Where to Stay
You’ll want to stay inside the medina of Chefchaouen. We absolutely loved Casa Perleta, a small house hotel with only 8 rooms. The staff were so warm and the location was perfect. Plus, they had a killer breakfast with an even better view. They serve you the best sfenj (donut) with breakfast! Make sure to call just before you arrive in Chefchaouen, so someone from the hotel can meet you at the appropriate gate and walk you into the medina (pedestrian only).
Where to Eat
There are limited options for good restaurants in Chefchaouen. The only one we enjoyed was Restaurant Populaire Bab Ssour, just off the main square. I wish we had eaten there for lunch and dinner as there were enough options. Obviously, the restaurants on the main square are going to be more expensive. Casa Hassan was recommended to us, but I really didn’t enjoy it and would avoid.
If you're looking for a pastry or quick breakfast, head to Chez Aziz just outside the medina.
If you're not staying at Casa Perleta, make sure to visit the sfenj (donut) stand right outside its door. You're served them as breakfast as a guest of the hotel.
TBP Insider Tips
> You do not need a guide in Chefchaouen as the medina is small enough to navigate on your own.
> Spanish is more widely spoken than French or English in this region.
> Cash is more widely accepted than credit cards and there is an ATM in the main square.
> Casa Perleta only has 8 rooms, so booking early in advised. You'll send a small deposit mostly likely via PayPal and pay the balance in cash when you depart.
> Chefchaouen is in the mountains, so it can be quite cool at night.
> We didn't drink the water in Morocco.
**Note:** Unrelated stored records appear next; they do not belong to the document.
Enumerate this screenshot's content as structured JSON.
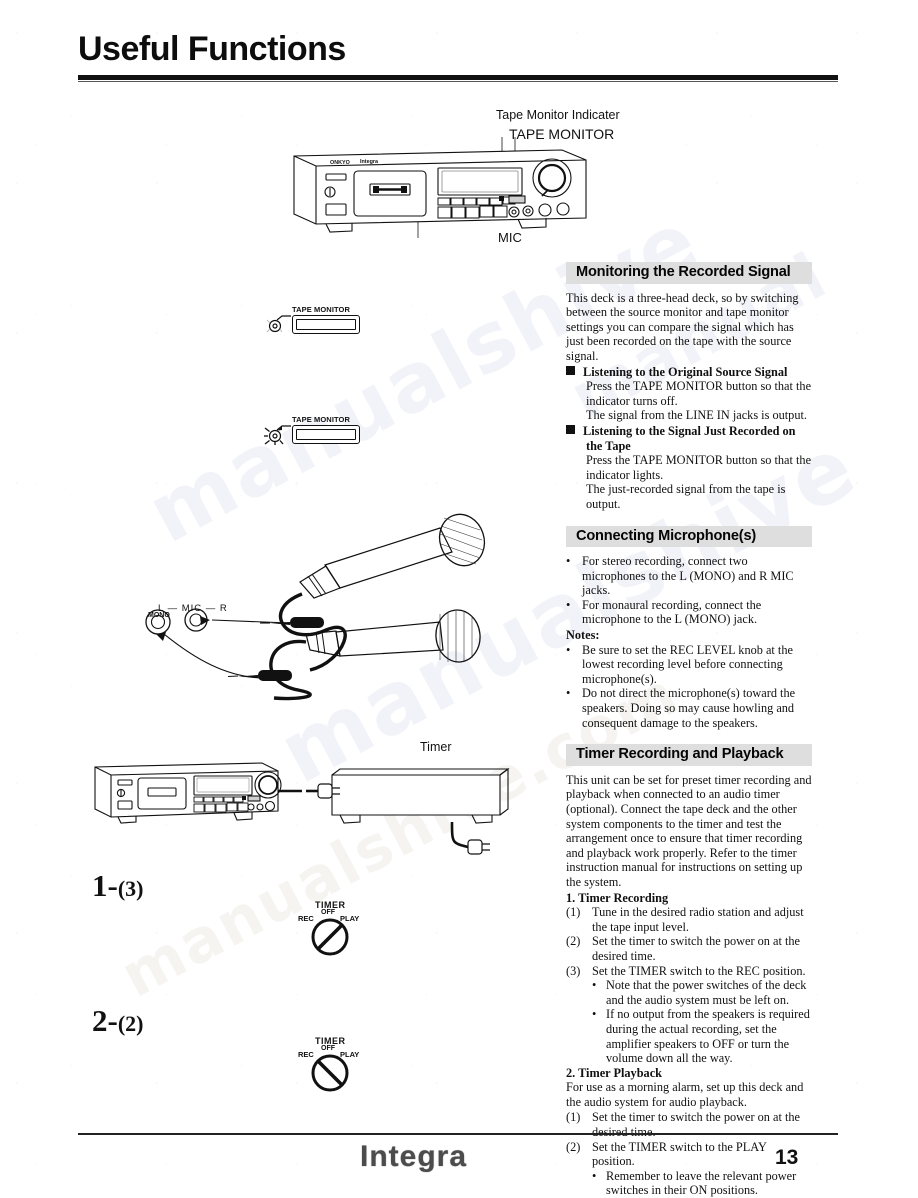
{
  "page": {
    "title": "Useful Functions",
    "brand": "Integra",
    "number": "13"
  },
  "top_diagram": {
    "label_indicator": "Tape Monitor Indicater",
    "label_tape_monitor": "TAPE MONITOR",
    "label_mic": "MIC",
    "deck_brand_left": "ONKYO",
    "deck_brand_right": "Integra"
  },
  "button_diagrams": [
    {
      "caption": "TAPE MONITOR",
      "state": "off"
    },
    {
      "caption": "TAPE MONITOR",
      "state": "lit"
    }
  ],
  "mic_jacks": {
    "row_label": "L — MIC — R",
    "mono_label": "MONO"
  },
  "timer_diagram": {
    "label": "Timer"
  },
  "steps": [
    {
      "big": "1",
      "dash": "-",
      "small": "(3)"
    },
    {
      "big": "2",
      "dash": "-",
      "small": "(2)"
    }
  ],
  "timer_switches": [
    {
      "title": "TIMER",
      "left": "REC",
      "center": "OFF",
      "right": "PLAY",
      "position": "rec"
    },
    {
      "title": "TIMER",
      "left": "REC",
      "center": "OFF",
      "right": "PLAY",
      "position": "play"
    }
  ],
  "sections": [
    {
      "heading": "Monitoring the Recorded Signal",
      "intro": "This deck is a three-head deck, so by switching between the source monitor and tape monitor settings you can compare the signal which has just been recorded on the tape with the source signal.",
      "subsections": [
        {
          "title": "Listening to the Original Source Signal",
          "lines": [
            "Press the TAPE MONITOR button so that the indicator turns off.",
            "The signal from the LINE IN jacks is output."
          ]
        },
        {
          "title": "Listening to the Signal Just Recorded on the Tape",
          "lines": [
            "Press the TAPE MONITOR button so that the indicator lights.",
            "The just-recorded signal from the tape is output."
          ]
        }
      ]
    },
    {
      "heading": "Connecting Microphone(s)",
      "bullets": [
        "For stereo recording, connect two microphones to the L (MONO) and R MIC jacks.",
        "For monaural recording, connect the microphone to the L (MONO) jack."
      ],
      "notes_label": "Notes:",
      "notes": [
        "Be sure to set the REC LEVEL knob at the lowest recording level before connecting microphone(s).",
        "Do not direct the microphone(s) toward the speakers. Doing so may cause howling and consequent damage to the speakers."
      ]
    },
    {
      "heading": "Timer Recording and Playback",
      "intro": "This unit can be set for preset timer recording and playback when connected to an audio timer (optional). Connect the tape deck and the other system components to the timer and test the arrangement once to ensure that timer recording and playback work properly. Refer to the timer instruction manual for instructions on setting up the system.",
      "group1_title": "1. Timer Recording",
      "group1_items": [
        {
          "n": "(1)",
          "text": "Tune in the desired radio station and adjust the tape input level."
        },
        {
          "n": "(2)",
          "text": "Set the timer to switch the power on at the desired time."
        },
        {
          "n": "(3)",
          "text": "Set the TIMER switch to the REC position."
        }
      ],
      "group1_notes": [
        "Note that the power switches of the deck and the audio system must be left on.",
        "If no output from the speakers is required during the actual recording, set the amplifier speakers to OFF or turn the volume down all the way."
      ],
      "group2_title": "2. Timer Playback",
      "group2_intro": "For use as a morning alarm, set up this deck and the audio system for audio playback.",
      "group2_items": [
        {
          "n": "(1)",
          "text": "Set the timer to switch the power on at the desired time."
        },
        {
          "n": "(2)",
          "text": "Set the TIMER switch to the PLAY position."
        }
      ],
      "group2_notes": [
        "Remember to leave the relevant power switches in their ON positions."
      ]
    }
  ]
}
You can purchase large bottles in the small stores just outside Casa Perleta.
> Make sure to try the clementines and pomegranates (if in season) from the produce market just outside the western entrance to the medina. I've never had a pomegranate so sweet! They're yellow on the outside and pinker than the ones I'm used to.
> One thing I will mention is that I fantasized this picture perfect blue city, but it was actually a little dirty and the buildings worn down...don't expect perfectly clean blue walls everywhere. It's still an old town.
> If you're looking for the hustle and bustle of a big city, I wouldn't go all the way to Chefchaouen.